#### INPUT

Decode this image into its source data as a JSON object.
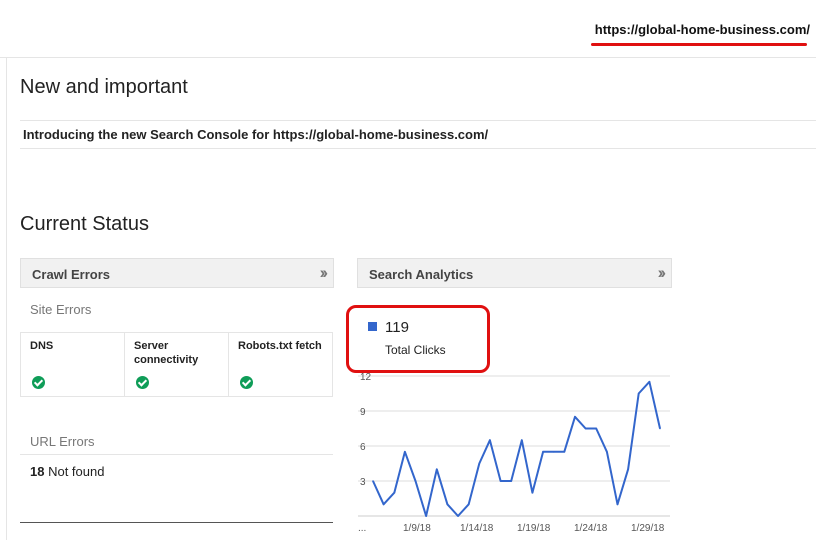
{
  "header": {
    "site_url": "https://global-home-business.com/"
  },
  "new_important": {
    "title": "New and important",
    "announcement": "Introducing the new Search Console for https://global-home-business.com/"
  },
  "current_status": {
    "title": "Current Status",
    "crawl_errors": {
      "title": "Crawl Errors",
      "site_errors_label": "Site Errors",
      "columns": [
        {
          "label": "DNS",
          "status": "ok"
        },
        {
          "label": "Server connectivity",
          "status": "ok"
        },
        {
          "label": "Robots.txt fetch",
          "status": "ok"
        }
      ],
      "url_errors_label": "URL Errors",
      "not_found_count": "18",
      "not_found_label": "Not found"
    },
    "search_analytics": {
      "title": "Search Analytics",
      "total_clicks_value": "119",
      "total_clicks_label": "Total Clicks"
    }
  },
  "colors": {
    "accent_line": "#3366cc",
    "highlight": "#e01010",
    "ok": "#0f9d58"
  },
  "chart_data": {
    "type": "line",
    "series": [
      {
        "name": "Total Clicks",
        "values": [
          3,
          1,
          2,
          5.5,
          3,
          0,
          4,
          1,
          0,
          1,
          4.5,
          6.5,
          3,
          3,
          6.5,
          2,
          5.5,
          5.5,
          5.5,
          8.5,
          7.5,
          7.5,
          5.5,
          1,
          4,
          10.5,
          11.5,
          7.5
        ]
      }
    ],
    "ylim": [
      0,
      12
    ],
    "y_ticks": [
      "3",
      "6",
      "9",
      "12"
    ],
    "x_tick_labels": [
      "...",
      "1/9/18",
      "1/14/18",
      "1/19/18",
      "1/24/18",
      "1/29/18"
    ],
    "grid": true
  }
}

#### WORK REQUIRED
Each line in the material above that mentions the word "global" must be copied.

#### OUTPUT OF THE TASK
    "site_url": "https://global-home-business.com/"
    "announcement": "Introducing the new Search Console for https://global-home-business.com/"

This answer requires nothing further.